It came to me that I was asking the wrong question. What if God loved me too much to give me what I thought I wanted? What I wanted was for people to notice me and tell me what a good girl I was—much like I had when I was younger and wanted my mom’s approval. I wanted worldly acclaim for my talents and was acting just like someone who wasn’t a Christian might do when that didn’t happen. I was all the time strategizing and trying to bring success my own way because I wasn’t asking God what he wanted me to do—I was all the time asking God to bless what I wanted to do.
I felt that the fight I was having with God was actually very simple—who was going to be in charge of my life?
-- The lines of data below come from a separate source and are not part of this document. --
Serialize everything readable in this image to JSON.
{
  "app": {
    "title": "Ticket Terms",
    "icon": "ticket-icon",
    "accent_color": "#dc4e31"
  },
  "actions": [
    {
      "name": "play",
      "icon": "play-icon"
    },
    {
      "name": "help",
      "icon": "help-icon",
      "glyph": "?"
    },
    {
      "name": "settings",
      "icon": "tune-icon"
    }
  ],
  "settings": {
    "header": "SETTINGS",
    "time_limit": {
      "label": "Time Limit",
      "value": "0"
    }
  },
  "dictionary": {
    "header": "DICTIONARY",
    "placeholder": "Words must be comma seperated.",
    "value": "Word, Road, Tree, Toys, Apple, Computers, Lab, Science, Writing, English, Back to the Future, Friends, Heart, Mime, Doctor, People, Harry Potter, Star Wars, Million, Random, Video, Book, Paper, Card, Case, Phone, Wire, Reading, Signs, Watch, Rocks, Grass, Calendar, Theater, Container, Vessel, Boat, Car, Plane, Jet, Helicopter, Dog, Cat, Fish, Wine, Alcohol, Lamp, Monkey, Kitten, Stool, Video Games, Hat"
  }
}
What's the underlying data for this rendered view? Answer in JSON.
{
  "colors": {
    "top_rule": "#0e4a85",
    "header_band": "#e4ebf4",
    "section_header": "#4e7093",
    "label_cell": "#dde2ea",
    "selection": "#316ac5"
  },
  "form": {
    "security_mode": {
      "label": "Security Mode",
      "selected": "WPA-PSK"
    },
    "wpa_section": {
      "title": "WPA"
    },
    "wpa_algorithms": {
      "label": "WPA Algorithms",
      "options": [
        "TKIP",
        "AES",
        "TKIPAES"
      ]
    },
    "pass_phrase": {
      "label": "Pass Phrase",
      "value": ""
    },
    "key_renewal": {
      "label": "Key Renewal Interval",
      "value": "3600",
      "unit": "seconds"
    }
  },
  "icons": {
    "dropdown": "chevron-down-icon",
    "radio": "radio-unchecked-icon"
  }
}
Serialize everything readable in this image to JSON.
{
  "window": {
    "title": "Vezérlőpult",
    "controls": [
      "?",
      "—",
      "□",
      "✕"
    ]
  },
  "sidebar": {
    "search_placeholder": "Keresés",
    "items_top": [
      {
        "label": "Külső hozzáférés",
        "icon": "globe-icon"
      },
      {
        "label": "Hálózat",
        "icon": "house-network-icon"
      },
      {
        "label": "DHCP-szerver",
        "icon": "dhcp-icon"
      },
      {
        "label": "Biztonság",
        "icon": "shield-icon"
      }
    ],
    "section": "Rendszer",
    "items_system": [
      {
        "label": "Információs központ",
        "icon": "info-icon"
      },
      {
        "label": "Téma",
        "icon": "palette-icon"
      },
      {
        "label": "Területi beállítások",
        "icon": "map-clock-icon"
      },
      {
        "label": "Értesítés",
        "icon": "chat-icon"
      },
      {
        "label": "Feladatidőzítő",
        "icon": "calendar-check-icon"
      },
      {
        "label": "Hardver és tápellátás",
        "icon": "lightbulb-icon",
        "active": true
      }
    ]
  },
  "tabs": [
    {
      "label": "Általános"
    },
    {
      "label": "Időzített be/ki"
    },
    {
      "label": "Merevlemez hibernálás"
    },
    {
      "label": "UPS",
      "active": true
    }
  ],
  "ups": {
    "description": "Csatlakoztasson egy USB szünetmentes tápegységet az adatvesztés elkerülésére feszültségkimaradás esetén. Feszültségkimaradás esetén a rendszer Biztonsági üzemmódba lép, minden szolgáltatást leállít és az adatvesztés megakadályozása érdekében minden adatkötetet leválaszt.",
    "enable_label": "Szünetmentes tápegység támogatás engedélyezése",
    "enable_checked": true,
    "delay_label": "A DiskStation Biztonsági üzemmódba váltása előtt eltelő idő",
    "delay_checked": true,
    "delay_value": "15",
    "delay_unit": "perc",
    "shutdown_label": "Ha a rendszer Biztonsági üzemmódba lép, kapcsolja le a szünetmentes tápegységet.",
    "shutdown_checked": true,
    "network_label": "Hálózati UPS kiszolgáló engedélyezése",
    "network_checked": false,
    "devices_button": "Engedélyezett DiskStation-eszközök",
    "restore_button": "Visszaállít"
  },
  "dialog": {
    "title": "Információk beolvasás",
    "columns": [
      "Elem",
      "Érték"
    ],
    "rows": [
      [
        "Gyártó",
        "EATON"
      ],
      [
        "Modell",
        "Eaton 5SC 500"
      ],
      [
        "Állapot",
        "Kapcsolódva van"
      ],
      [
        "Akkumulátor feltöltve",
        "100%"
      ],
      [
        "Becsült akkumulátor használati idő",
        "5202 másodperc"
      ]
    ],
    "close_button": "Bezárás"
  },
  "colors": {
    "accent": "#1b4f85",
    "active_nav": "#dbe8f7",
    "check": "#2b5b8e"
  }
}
God or me? My pastor had preached often about people professing God but living however they wanted to, and he started pointing out that even if what you wanted wasn’t morally wrong, if it wasn’t what God wanted, you were still in rebellion. You could spend your life doing good, but if it was all for your own self-aggrandizement and not following what God wanted to you do, it was all for naught. Those were the people who would ask God, “Did we not prophesy and cast out demons in your name?” and he would say, “Depart from me; I never knew you.”
So that Sunday in May, I just asked Jesus to come into my heart and clean it all out and take it for himself. I told him my life was a mess, and I couldn’t fix it. I said I needed him to come in and take over. And I began to cry at the peace I finally felt knowing I was making the right decision, to let God be God in my life and that I no longer was going to live in rebellion against his will. If he wanted me to be bipolar, so be it. I was going to trust him to protect me and my mind through both the good times and the bad.
I went home that day a free woman. Bob hadn’t been able to come to church that day, and when I got home, I went into the bedroom where he was sitting at the computer. I whispered to him, “You know, I think I finally got saved today” in his ear.
He turned and stared up at me. I don’t know what look was on my face, but whatever it was, the truth was evident. He pulled me into his lap and said. “Oh, my precious. I’m so glad.”
We talked for a while. I told him what I had said to God. I told him I believed I needed to be baptized again to show that I was really coming under God’s power and needed to testify that I was finally going to live in God’s strength. I went down front and explained my decision to my pastor a few weeks later, and that night, I was baptized in front of the whole Sunday night crowd, who had seen me in that church now for two decades.